Let’s change our tune about liturgical music
Music sets scenes. Mass lifts the soul. They say that singing is like praying twice. So singing at mass in any capacity should bring us closer to God, right? Well, not quite.
Attending mass is the most important thing anyone Catholic can do, and at Loras College we have the opportunity to celebrate the Liturgy six times a week. When it’s being celebrated, those in attendance are not only in communion with the saints and angels, but also Jesus Christ himself. This is basic teaching and unfortunately gets treated like a basic and colloquial event.
The mass is anything but basic, and basic chord structures and feel good lyrics that are written to modernize the teachings of the church reduce the mass to a series of actions done out of obligation. Reforming the music of a sacred liturgy is the same as “well, we have to go so might as well make it fun for us.” On a surface level, it seems like that’s what would draw more people to the church. But, ask any young person today about their desires, and I promise you that they’d sooner or later admit that they want something vastly different than what modern society has to offer.
This is why mass is so much bigger than a series of events and words in a designated building. Remember that the first institution of the Eucharist was Jesus’ last supper. Imagine the fear that was going through his head in that moment. Imagine the wonder and awe of the apostles. Imagine any scene from Mel Gibson’s “The Passion of Christ” with “Canticle of the Sun” being sung over it. It would’ve been thrown to the wolves before it ever left the editing room. It simply doesn’t work with the magnitude of what is happening.

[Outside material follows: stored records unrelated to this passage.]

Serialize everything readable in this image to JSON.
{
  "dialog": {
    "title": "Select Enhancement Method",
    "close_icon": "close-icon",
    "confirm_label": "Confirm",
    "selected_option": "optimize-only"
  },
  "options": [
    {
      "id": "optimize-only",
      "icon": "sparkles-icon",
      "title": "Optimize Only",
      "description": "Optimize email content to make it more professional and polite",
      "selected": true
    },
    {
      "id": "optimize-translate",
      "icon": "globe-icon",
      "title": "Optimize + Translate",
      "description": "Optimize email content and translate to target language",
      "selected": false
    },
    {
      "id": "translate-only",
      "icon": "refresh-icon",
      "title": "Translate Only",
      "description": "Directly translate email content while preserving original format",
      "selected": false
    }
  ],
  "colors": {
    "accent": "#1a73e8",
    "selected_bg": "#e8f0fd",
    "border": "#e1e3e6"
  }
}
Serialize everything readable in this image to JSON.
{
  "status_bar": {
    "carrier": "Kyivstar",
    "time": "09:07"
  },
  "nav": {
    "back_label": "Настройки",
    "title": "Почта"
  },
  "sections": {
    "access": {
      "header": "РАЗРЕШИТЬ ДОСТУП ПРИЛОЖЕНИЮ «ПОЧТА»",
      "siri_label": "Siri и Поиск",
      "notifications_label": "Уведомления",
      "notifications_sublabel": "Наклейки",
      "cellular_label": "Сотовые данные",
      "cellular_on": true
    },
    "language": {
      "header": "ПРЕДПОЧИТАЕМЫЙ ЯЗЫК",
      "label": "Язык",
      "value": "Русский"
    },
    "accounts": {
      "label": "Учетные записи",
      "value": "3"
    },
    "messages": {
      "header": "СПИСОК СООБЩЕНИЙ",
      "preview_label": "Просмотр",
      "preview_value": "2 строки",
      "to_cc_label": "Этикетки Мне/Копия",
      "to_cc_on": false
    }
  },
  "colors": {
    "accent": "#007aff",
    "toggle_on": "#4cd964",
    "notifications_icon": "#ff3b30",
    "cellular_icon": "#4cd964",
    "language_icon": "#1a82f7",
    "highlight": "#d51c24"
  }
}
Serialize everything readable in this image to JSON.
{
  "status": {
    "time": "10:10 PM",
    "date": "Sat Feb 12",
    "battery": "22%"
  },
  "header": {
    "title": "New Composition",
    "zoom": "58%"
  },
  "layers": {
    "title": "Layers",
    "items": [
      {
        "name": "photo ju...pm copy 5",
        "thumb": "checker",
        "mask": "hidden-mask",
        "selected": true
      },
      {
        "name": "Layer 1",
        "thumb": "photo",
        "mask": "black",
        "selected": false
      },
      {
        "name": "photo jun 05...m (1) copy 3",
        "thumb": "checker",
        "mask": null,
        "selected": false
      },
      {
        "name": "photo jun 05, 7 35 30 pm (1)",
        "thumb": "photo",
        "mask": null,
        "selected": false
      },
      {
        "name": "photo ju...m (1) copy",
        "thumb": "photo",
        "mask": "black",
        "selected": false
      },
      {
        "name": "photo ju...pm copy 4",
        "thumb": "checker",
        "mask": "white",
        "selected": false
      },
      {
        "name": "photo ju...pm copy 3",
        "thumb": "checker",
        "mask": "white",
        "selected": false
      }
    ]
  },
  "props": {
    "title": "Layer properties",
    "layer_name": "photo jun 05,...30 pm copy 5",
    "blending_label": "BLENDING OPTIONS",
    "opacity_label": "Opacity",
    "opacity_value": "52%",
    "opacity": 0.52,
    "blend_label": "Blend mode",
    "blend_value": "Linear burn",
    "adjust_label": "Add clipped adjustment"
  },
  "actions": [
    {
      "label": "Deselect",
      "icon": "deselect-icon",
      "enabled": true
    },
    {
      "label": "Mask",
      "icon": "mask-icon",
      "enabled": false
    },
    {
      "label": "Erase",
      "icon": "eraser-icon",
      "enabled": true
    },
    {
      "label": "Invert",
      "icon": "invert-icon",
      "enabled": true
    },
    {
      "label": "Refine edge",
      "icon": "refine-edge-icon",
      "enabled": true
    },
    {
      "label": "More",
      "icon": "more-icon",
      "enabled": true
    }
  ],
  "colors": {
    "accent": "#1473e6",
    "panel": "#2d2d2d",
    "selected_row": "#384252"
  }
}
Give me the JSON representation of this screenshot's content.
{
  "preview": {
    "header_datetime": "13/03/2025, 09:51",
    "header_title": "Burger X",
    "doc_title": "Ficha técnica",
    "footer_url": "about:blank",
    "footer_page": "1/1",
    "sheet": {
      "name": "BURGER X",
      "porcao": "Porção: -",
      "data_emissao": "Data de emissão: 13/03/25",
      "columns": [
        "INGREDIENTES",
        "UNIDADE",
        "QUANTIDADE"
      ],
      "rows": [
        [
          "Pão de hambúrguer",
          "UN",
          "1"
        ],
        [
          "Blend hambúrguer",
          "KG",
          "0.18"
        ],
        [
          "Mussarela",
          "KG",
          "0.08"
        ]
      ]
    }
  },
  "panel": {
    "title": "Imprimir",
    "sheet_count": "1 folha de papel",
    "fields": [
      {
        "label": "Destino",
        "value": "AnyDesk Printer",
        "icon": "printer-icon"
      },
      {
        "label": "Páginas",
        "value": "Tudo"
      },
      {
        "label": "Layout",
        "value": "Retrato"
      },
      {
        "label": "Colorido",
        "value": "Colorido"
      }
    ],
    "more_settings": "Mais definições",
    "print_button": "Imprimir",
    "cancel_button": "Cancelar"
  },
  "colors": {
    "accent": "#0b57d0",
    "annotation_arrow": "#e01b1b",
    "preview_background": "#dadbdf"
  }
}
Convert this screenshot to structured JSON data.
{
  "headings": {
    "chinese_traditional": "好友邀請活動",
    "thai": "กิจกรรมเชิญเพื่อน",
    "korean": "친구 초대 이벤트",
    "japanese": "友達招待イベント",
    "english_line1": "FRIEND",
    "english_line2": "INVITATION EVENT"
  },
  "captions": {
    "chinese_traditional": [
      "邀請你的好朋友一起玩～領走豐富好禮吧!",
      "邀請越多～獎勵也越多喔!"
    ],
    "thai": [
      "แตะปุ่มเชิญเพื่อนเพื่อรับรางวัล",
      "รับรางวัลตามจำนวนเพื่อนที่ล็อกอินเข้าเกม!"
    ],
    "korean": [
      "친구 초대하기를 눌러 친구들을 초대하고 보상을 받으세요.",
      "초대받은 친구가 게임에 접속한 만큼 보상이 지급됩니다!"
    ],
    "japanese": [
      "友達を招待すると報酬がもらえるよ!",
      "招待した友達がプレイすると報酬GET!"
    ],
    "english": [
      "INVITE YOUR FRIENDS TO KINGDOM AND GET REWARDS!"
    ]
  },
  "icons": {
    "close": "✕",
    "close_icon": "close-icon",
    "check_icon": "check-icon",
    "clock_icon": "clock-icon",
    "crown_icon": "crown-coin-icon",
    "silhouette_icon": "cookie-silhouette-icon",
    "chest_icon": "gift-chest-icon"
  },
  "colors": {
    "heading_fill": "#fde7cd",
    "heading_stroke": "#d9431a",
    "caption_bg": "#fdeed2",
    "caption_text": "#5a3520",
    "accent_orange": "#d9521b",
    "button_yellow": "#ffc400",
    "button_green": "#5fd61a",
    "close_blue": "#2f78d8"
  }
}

If a hymn doesn’t move your heart closer to God, it’s not worth being sung at mass. As soon as congregations realize that, the Church will grow monumentally. We don’t need to reform what the Church has sung for years at the convenience of the congregation because that isn’t what’s going to bring us to the gates of Heaven. We need to return to the music and methods of the church that bring us into intentional communion.